**Records excerpted from a collection**
■ ■ ■ ■

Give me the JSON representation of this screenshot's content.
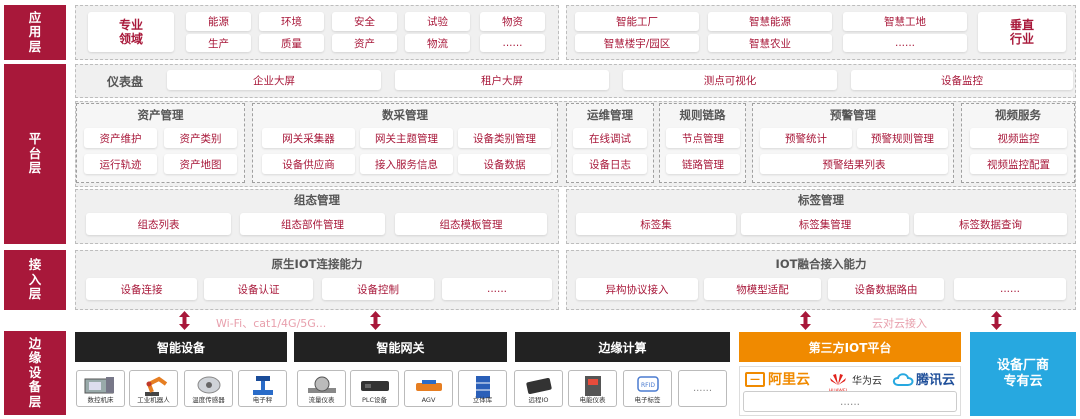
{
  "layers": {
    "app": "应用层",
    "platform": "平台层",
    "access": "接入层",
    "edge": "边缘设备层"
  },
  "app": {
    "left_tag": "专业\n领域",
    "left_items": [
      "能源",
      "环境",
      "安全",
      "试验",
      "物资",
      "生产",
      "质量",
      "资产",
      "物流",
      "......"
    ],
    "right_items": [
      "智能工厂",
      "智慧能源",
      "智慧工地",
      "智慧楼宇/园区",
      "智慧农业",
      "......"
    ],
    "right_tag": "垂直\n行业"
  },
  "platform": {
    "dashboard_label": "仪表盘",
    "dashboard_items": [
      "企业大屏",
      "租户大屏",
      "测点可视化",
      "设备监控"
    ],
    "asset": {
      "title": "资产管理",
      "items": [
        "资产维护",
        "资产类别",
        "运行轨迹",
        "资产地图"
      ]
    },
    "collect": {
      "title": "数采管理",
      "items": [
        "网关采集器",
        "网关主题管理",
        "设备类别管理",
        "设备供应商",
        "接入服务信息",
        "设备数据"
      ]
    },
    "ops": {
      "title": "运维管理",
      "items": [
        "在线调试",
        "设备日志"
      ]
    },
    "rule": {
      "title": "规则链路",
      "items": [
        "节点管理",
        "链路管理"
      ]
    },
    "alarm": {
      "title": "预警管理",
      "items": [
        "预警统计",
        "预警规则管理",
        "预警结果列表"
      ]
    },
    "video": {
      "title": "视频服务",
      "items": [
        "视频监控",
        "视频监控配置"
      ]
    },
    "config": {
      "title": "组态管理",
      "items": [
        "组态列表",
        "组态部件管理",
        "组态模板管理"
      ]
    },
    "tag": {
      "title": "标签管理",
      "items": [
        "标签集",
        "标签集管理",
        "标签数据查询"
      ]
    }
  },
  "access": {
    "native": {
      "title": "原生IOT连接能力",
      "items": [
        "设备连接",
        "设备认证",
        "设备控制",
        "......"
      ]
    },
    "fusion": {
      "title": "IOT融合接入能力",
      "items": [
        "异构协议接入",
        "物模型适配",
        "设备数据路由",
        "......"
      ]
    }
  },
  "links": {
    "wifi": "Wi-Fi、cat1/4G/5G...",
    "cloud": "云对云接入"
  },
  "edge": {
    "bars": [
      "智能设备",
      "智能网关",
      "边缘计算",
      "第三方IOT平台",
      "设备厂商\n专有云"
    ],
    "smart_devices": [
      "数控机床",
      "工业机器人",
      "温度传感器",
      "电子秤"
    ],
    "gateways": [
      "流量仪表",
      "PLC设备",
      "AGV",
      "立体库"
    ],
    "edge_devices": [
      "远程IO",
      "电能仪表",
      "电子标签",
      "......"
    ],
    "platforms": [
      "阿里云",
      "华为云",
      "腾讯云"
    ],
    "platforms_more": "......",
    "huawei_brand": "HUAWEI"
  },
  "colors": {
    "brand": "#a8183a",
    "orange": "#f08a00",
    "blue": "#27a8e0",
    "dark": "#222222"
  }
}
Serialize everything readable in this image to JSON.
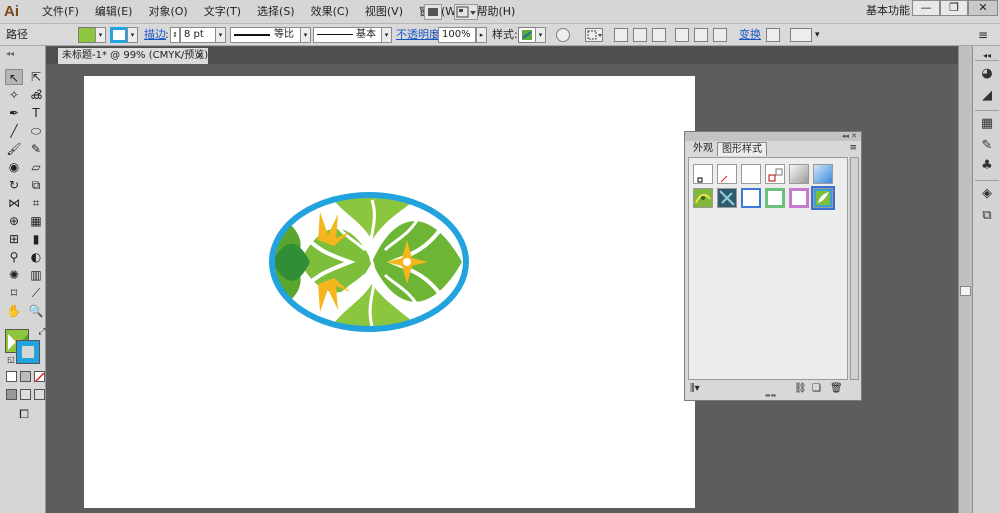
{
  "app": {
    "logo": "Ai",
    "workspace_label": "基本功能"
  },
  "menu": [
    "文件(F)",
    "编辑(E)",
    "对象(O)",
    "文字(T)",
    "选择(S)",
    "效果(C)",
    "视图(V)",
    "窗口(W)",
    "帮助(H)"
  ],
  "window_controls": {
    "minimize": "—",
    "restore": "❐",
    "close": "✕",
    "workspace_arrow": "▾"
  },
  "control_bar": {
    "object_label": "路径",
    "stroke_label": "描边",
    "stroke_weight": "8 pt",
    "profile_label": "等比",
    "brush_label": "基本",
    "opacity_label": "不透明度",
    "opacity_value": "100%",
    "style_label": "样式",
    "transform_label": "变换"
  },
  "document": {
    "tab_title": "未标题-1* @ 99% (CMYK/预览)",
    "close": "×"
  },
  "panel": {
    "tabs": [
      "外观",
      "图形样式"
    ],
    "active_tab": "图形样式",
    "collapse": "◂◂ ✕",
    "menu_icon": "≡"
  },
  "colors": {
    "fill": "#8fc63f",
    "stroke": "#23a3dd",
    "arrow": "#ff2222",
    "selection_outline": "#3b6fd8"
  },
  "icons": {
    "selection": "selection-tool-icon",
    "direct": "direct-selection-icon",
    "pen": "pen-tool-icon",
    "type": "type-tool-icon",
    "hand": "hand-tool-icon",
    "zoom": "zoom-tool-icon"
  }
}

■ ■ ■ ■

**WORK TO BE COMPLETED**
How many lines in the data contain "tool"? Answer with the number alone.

**ANSWER SPACE**
5